Would you write out the entries that follow word for word, omitting any images?

• _Excerpted records_:
*** Begin section ***
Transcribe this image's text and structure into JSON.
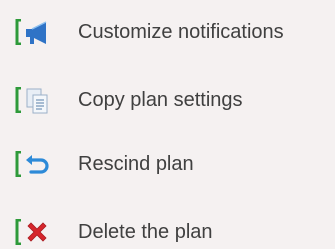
{
  "menu": {
    "items": [
      {
        "label": "Customize notifications",
        "icon": "megaphone-icon"
      },
      {
        "label": "Copy plan settings",
        "icon": "copy-document-icon"
      },
      {
        "label": "Rescind plan",
        "icon": "undo-arrow-icon"
      },
      {
        "label": "Delete the plan",
        "icon": "red-x-icon"
      }
    ]
  },
  "colors": {
    "bracket": "#2e9a3a",
    "megaphone": "#2f73c6",
    "undo": "#2d8ad8",
    "delete": "#d6262c",
    "label": "#404040",
    "background": "#f5f1f1"
  }
}
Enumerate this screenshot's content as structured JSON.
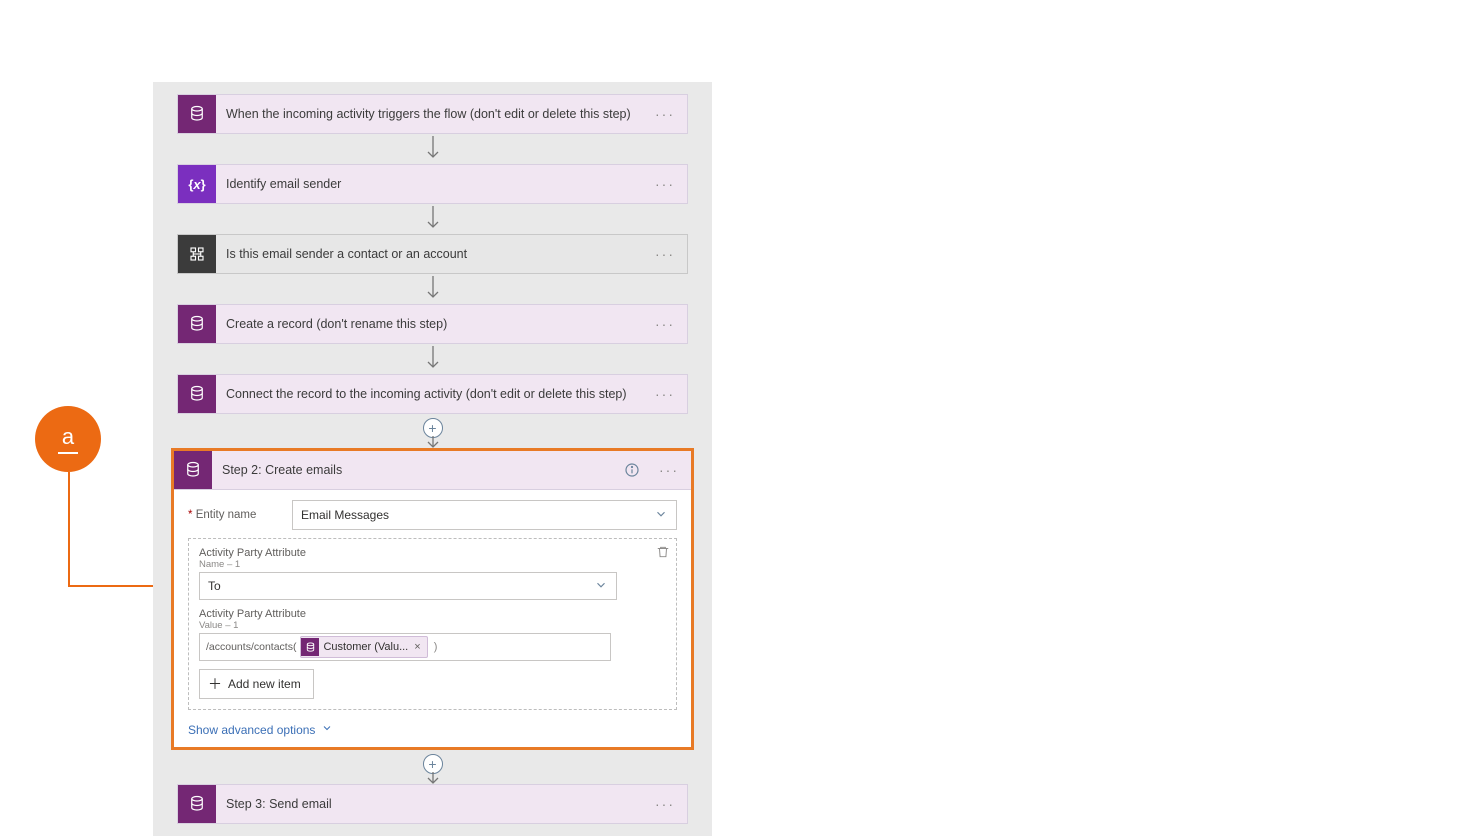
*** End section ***
• _Exercise response_:
Transcribe this image's text and structure into JSON.
{
  "menu": {
    "items": [
      {
        "label": "Customize notifications",
        "icon": "megaphone-icon"
      },
      {
        "label": "Copy plan settings",
        "icon": "copy-document-icon"
      },
      {
        "label": "Rescind plan",
        "icon": "undo-arrow-icon"
      },
      {
        "label": "Delete the plan",
        "icon": "red-x-icon"
      }
    ]
  },
  "colors": {
    "bracket": "#2e9a3a",
    "megaphone": "#2f73c6",
    "undo": "#2d8ad8",
    "delete": "#d6262c",
    "label": "#404040",
    "background": "#f5f1f1"
  }
}
Enumerate this screenshot's content as structured JSON.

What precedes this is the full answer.